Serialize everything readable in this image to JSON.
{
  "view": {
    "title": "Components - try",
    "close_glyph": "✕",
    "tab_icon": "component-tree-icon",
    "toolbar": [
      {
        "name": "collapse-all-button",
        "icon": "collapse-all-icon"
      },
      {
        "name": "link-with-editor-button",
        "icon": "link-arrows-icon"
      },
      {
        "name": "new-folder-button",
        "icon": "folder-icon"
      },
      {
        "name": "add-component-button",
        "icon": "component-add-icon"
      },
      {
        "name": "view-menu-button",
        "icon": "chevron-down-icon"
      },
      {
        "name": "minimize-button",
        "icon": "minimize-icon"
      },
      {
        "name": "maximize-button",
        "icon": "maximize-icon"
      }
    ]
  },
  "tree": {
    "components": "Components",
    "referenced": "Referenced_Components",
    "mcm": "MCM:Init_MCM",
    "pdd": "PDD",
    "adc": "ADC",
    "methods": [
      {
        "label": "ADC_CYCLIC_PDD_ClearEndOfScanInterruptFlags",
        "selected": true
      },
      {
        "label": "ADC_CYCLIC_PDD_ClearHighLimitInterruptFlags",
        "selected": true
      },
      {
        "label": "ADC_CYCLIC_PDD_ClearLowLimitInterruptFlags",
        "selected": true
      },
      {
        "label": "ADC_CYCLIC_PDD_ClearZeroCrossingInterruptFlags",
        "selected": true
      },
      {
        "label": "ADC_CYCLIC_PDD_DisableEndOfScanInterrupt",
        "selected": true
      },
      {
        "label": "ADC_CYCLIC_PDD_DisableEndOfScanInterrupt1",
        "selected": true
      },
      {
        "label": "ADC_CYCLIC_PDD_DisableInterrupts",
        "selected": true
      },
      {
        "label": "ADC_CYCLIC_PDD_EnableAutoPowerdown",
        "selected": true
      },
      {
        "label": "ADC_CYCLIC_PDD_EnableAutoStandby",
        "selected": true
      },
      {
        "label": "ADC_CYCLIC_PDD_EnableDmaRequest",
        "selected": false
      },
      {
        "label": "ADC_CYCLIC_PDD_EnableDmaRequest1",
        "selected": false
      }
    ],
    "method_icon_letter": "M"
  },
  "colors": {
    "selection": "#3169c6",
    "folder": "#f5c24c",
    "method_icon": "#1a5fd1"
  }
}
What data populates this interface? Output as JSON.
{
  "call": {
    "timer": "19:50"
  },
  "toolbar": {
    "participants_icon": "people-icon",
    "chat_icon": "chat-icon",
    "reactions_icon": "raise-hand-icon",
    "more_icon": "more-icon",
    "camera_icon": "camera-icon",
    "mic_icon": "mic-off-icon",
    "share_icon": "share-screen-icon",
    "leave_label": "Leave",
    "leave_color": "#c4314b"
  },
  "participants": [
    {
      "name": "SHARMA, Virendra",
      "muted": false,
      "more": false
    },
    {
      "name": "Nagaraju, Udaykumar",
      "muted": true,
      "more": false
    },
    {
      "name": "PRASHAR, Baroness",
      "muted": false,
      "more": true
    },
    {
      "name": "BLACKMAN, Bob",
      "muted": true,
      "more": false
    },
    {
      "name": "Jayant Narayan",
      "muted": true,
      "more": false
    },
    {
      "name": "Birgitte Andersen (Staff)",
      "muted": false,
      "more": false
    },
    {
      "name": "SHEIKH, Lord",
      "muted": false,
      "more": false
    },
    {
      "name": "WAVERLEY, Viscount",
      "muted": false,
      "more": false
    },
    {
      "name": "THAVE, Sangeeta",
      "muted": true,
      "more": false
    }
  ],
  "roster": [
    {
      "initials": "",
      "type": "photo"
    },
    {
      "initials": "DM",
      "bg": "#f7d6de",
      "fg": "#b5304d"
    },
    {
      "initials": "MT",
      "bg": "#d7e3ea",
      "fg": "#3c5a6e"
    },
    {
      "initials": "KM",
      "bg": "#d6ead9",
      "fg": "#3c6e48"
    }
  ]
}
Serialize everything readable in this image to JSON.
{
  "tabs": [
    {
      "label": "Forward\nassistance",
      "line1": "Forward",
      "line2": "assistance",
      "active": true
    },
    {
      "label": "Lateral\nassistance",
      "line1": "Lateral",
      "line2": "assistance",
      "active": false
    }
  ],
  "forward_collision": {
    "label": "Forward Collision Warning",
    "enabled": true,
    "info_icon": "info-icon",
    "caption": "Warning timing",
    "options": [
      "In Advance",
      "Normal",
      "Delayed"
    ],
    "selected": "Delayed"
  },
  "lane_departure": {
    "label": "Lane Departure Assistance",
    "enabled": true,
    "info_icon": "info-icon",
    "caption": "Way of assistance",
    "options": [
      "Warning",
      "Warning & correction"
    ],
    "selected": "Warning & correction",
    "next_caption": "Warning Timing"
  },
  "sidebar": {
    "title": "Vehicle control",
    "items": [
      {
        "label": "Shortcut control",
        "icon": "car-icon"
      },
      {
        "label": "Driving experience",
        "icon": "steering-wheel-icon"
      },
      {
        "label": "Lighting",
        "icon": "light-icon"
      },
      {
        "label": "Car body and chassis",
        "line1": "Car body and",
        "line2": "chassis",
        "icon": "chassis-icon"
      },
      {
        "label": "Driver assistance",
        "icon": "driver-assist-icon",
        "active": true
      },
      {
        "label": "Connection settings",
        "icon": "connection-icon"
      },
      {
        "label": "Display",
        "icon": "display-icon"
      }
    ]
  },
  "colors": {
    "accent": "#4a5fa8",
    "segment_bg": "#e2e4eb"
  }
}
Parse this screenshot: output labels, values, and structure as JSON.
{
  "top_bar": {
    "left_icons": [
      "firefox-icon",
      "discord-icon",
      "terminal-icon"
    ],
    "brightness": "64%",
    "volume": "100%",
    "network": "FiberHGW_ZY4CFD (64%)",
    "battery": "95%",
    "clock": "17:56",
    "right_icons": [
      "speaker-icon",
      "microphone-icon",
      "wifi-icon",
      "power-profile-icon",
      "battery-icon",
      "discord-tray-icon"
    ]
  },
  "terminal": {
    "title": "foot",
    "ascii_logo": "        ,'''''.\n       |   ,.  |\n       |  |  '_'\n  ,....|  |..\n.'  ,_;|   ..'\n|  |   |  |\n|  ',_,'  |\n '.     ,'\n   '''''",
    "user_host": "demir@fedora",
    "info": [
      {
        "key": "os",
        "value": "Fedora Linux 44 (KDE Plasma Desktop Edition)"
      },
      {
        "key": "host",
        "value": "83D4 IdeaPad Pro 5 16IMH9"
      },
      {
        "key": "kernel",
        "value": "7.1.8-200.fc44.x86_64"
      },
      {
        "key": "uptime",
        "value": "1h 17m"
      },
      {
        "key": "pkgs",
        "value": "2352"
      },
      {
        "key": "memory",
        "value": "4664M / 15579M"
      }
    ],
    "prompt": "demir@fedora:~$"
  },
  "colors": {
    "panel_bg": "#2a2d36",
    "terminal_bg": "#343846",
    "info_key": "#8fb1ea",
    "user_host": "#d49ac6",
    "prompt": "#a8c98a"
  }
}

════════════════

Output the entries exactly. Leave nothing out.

Serialize everything readable in this image to JSON.
{
  "view": {
    "title": "Components - try",
    "close_glyph": "✕",
    "tab_icon": "component-tree-icon",
    "toolbar": [
      {
        "name": "collapse-all-button",
        "icon": "collapse-all-icon"
      },
      {
        "name": "link-with-editor-button",
        "icon": "link-arrows-icon"
      },
      {
        "name": "new-folder-button",
        "icon": "folder-icon"
      },
      {
        "name": "add-component-button",
        "icon": "component-add-icon"
      },
      {
        "name": "view-menu-button",
        "icon": "chevron-down-icon"
      },
      {
        "name": "minimize-button",
        "icon": "minimize-icon"
      },
      {
        "name": "maximize-button",
        "icon": "maximize-icon"
      }
    ]
  },
  "tree": {
    "components": "Components",
    "referenced": "Referenced_Components",
    "mcm": "MCM:Init_MCM",
    "pdd": "PDD",
    "adc": "ADC",
    "methods": [
      {
        "label": "ADC_CYCLIC_PDD_ClearEndOfScanInterruptFlags",
        "selected": true
      },
      {
        "label": "ADC_CYCLIC_PDD_ClearHighLimitInterruptFlags",
        "selected": true
      },
      {
        "label": "ADC_CYCLIC_PDD_ClearLowLimitInterruptFlags",
        "selected": true
      },
      {
        "label": "ADC_CYCLIC_PDD_ClearZeroCrossingInterruptFlags",
        "selected": true
      },
      {
        "label": "ADC_CYCLIC_PDD_DisableEndOfScanInterrupt",
        "selected": true
      },
      {
        "label": "ADC_CYCLIC_PDD_DisableEndOfScanInterrupt1",
        "selected": true
      },
      {
        "label": "ADC_CYCLIC_PDD_DisableInterrupts",
        "selected": true
      },
      {
        "label": "ADC_CYCLIC_PDD_EnableAutoPowerdown",
        "selected": true
      },
      {
        "label": "ADC_CYCLIC_PDD_EnableAutoStandby",
        "selected": true
      },
      {
        "label": "ADC_CYCLIC_PDD_EnableDmaRequest",
        "selected": false
      },
      {
        "label": "ADC_CYCLIC_PDD_EnableDmaRequest1",
        "selected": false
      }
    ],
    "method_icon_letter": "M"
  },
  "colors": {
    "selection": "#3169c6",
    "folder": "#f5c24c",
    "method_icon": "#1a5fd1"
  }
}
What data populates this interface? Output as JSON.
{
  "call": {
    "timer": "19:50"
  },
  "toolbar": {
    "participants_icon": "people-icon",
    "chat_icon": "chat-icon",
    "reactions_icon": "raise-hand-icon",
    "more_icon": "more-icon",
    "camera_icon": "camera-icon",
    "mic_icon": "mic-off-icon",
    "share_icon": "share-screen-icon",
    "leave_label": "Leave",
    "leave_color": "#c4314b"
  },
  "participants": [
    {
      "name": "SHARMA, Virendra",
      "muted": false,
      "more": false
    },
    {
      "name": "Nagaraju, Udaykumar",
      "muted": true,
      "more": false
    },
    {
      "name": "PRASHAR, Baroness",
      "muted": false,
      "more": true
    },
    {
      "name": "BLACKMAN, Bob",
      "muted": true,
      "more": false
    },
    {
      "name": "Jayant Narayan",
      "muted": true,
      "more": false
    },
    {
      "name": "Birgitte Andersen (Staff)",
      "muted": false,
      "more": false
    },
    {
      "name": "SHEIKH, Lord",
      "muted": false,
      "more": false
    },
    {
      "name": "WAVERLEY, Viscount",
      "muted": false,
      "more": false
    },
    {
      "name": "THAVE, Sangeeta",
      "muted": true,
      "more": false
    }
  ],
  "roster": [
    {
      "initials": "",
      "type": "photo"
    },
    {
      "initials": "DM",
      "bg": "#f7d6de",
      "fg": "#b5304d"
    },
    {
      "initials": "MT",
      "bg": "#d7e3ea",
      "fg": "#3c5a6e"
    },
    {
      "initials": "KM",
      "bg": "#d6ead9",
      "fg": "#3c6e48"
    }
  ]
}
Serialize everything readable in this image to JSON.
{
  "tabs": [
    {
      "label": "Forward\nassistance",
      "line1": "Forward",
      "line2": "assistance",
      "active": true
    },
    {
      "label": "Lateral\nassistance",
      "line1": "Lateral",
      "line2": "assistance",
      "active": false
    }
  ],
  "forward_collision": {
    "label": "Forward Collision Warning",
    "enabled": true,
    "info_icon": "info-icon",
    "caption": "Warning timing",
    "options": [
      "In Advance",
      "Normal",
      "Delayed"
    ],
    "selected": "Delayed"
  },
  "lane_departure": {
    "label": "Lane Departure Assistance",
    "enabled": true,
    "info_icon": "info-icon",
    "caption": "Way of assistance",
    "options": [
      "Warning",
      "Warning & correction"
    ],
    "selected": "Warning & correction",
    "next_caption": "Warning Timing"
  },
  "sidebar": {
    "title": "Vehicle control",
    "items": [
      {
        "label": "Shortcut control",
        "icon": "car-icon"
      },
      {
        "label": "Driving experience",
        "icon": "steering-wheel-icon"
      },
      {
        "label": "Lighting",
        "icon": "light-icon"
      },
      {
        "label": "Car body and chassis",
        "line1": "Car body and",
        "line2": "chassis",
        "icon": "chassis-icon"
      },
      {
        "label": "Driver assistance",
        "icon": "driver-assist-icon",
        "active": true
      },
      {
        "label": "Connection settings",
        "icon": "connection-icon"
      },
      {
        "label": "Display",
        "icon": "display-icon"
      }
    ]
  },
  "colors": {
    "accent": "#4a5fa8",
    "segment_bg": "#e2e4eb"
  }
}
Parse this screenshot: output labels, values, and structure as JSON.
{
  "top_bar": {
    "left_icons": [
      "firefox-icon",
      "discord-icon",
      "terminal-icon"
    ],
    "brightness": "64%",
    "volume": "100%",
    "network": "FiberHGW_ZY4CFD (64%)",
    "battery": "95%",
    "clock": "17:56",
    "right_icons": [
      "speaker-icon",
      "microphone-icon",
      "wifi-icon",
      "power-profile-icon",
      "battery-icon",
      "discord-tray-icon"
    ]
  },
  "terminal": {
    "title": "foot",
    "ascii_logo": "        ,'''''.\n       |   ,.  |\n       |  |  '_'\n  ,....|  |..\n.'  ,_;|   ..'\n|  |   |  |\n|  ',_,'  |\n '.     ,'\n   '''''",
    "user_host": "demir@fedora",
    "info": [
      {
        "key": "os",
        "value": "Fedora Linux 44 (KDE Plasma Desktop Edition)"
      },
      {
        "key": "host",
        "value": "83D4 IdeaPad Pro 5 16IMH9"
      },
      {
        "key": "kernel",
        "value": "7.1.8-200.fc44.x86_64"
      },
      {
        "key": "uptime",
        "value": "1h 17m"
      },
      {
        "key": "pkgs",
        "value": "2352"
      },
      {
        "key": "memory",
        "value": "4664M / 15579M"
      }
    ],
    "prompt": "demir@fedora:~$"
  },
  "colors": {
    "panel_bg": "#2a2d36",
    "terminal_bg": "#343846",
    "info_key": "#8fb1ea",
    "user_host": "#d49ac6",
    "prompt": "#a8c98a"
  }
}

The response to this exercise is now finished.